Hamlet student competes at regional spelling bee

By Amanda Moss

February 24, 2014

By Amanda Moss

CHARLOTTE — Sterling Riddick walked away from the 60th annual Charlotte Observer Regional Spelling Bee with her head held high, knowing that she gave it her best.

The 13-year old Hamlet Middle School eighth-grader represented Richmond County on Monday at ImagineOn Wachovia Playhouse in Charlotte. Sterling won the Richmond County Bee on Feb. 5 — her third county win in as many tries.

The regional competition had 26 contestants that represented 13 counties from North and South Carolina. A total of 360 schools were part of the whole competition. The event lasted 34 rounds. Mary Polking, an eighth grade student at Holy Trinity Middle School, won with the word “plexure.” Polking earned an all-expenses-paid trip, courtesy of The Charlotte Observer, to compete in May at the 88th Scripps National Spelling Bee in Washington D.C.

The first three rounds Sterling flew threw by spelling correctly “hearth,” “threshold” and “paddock.” It was in the fourth round when Sterling was to spell “palette” that she slipped up.

“I am disappointed because I did know the word, but I didn’t trust my gut instinct,” Sterling said.

Sterling was the 13th contestant to be eliminated. She made it halfway through the competition, which was an accomplishment.

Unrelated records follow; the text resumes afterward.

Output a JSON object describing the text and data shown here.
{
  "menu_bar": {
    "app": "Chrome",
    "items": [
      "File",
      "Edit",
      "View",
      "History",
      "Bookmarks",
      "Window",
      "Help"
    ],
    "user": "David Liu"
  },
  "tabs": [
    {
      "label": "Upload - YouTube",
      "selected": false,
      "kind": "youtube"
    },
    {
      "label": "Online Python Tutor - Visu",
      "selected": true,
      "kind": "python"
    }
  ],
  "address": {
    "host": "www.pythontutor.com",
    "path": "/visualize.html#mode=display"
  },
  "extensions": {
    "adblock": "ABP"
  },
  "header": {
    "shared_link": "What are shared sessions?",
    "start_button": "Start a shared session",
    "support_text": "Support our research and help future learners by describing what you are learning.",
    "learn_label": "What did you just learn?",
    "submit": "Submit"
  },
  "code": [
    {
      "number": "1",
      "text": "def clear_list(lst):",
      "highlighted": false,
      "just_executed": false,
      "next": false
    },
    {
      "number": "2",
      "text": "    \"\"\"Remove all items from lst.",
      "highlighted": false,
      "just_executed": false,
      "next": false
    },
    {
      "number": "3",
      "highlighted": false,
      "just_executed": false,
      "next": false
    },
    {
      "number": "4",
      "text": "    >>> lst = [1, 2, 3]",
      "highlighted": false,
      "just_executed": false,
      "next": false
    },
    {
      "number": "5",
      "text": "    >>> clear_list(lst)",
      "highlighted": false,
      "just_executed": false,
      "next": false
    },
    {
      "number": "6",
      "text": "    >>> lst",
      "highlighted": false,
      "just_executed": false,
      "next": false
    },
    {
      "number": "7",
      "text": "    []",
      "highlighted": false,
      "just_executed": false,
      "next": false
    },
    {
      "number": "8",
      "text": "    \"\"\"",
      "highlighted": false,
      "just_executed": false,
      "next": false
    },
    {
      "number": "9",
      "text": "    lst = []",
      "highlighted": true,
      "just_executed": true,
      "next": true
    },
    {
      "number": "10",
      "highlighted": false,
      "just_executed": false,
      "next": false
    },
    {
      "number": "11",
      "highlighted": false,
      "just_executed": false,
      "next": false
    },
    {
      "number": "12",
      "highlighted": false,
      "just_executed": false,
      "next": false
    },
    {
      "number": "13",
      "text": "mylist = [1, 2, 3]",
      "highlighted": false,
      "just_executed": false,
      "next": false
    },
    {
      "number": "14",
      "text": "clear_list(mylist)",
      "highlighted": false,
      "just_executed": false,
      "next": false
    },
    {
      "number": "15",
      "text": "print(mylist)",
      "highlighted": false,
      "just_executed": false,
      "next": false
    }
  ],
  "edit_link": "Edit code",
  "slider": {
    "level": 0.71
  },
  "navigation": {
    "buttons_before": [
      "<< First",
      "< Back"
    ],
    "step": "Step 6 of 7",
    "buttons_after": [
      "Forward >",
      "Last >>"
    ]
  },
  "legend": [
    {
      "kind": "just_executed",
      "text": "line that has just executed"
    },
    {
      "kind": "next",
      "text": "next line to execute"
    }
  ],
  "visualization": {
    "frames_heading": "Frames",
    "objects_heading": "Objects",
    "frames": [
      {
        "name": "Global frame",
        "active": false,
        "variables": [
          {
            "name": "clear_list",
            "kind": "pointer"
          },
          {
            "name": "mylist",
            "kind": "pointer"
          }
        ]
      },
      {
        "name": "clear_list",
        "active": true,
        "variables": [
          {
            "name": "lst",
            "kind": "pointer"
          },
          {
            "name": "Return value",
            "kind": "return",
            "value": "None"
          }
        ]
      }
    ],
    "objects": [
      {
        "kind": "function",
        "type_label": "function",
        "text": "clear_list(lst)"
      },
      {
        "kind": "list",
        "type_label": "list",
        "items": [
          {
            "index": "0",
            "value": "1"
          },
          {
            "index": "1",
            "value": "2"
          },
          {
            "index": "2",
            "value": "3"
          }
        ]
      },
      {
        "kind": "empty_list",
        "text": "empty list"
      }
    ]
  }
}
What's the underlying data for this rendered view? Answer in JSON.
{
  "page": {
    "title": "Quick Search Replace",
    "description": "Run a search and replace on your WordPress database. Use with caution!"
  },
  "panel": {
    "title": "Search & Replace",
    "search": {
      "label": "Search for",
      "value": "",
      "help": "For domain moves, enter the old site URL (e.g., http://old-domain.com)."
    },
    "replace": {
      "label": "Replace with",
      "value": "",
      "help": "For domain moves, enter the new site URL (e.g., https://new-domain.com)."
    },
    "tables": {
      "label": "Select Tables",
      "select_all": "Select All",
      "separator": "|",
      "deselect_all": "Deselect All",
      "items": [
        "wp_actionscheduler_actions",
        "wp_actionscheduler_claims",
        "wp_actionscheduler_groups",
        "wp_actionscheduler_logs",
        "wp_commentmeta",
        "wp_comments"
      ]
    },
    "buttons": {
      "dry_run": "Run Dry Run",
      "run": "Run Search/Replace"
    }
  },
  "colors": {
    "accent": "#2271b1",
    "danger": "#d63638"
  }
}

“I made it further than I did last time,” Sterling said. “I am happy about that. That was my goal and something I wanted to do this time around.”

This is the third time that Sterling has walked on the stage in Charlotte to represent the county. Each time before her nerves got the best of her.

Last year, Sterling was eliminated in the third round with the word “yield.” She did have a moment of panic thinking that she might get that word again this year.

Sterling confessed that she does get nervous standing on stage. And who wouldn’t? It’s not an easy thing to stand up on stage with lights, cameras and an audience watching your every move.

“Anything can happen really,” Sterling said. “You can be given an easy word or you can be given a difficult one. You just have to be as prepared as you can be.”

And Sterling put forth the effort to be prepared, said her mother, Deb Roberts.

“I’m so proud of her,” Roberts said. “She really has worked hard to get to this point. We’ve been spelling left and right for this competition.”

Sterling said that her family and parents, Deb and Larry Roberts, have been extremely helpful and supportive throughout this entire experience.

While Sterling was disappointed to not advance to the national level, she knows that she accomplished something that others have not.

“I am proud of myself for getting this far, and I’m glad I got the opportunity to be here,” Sterling said.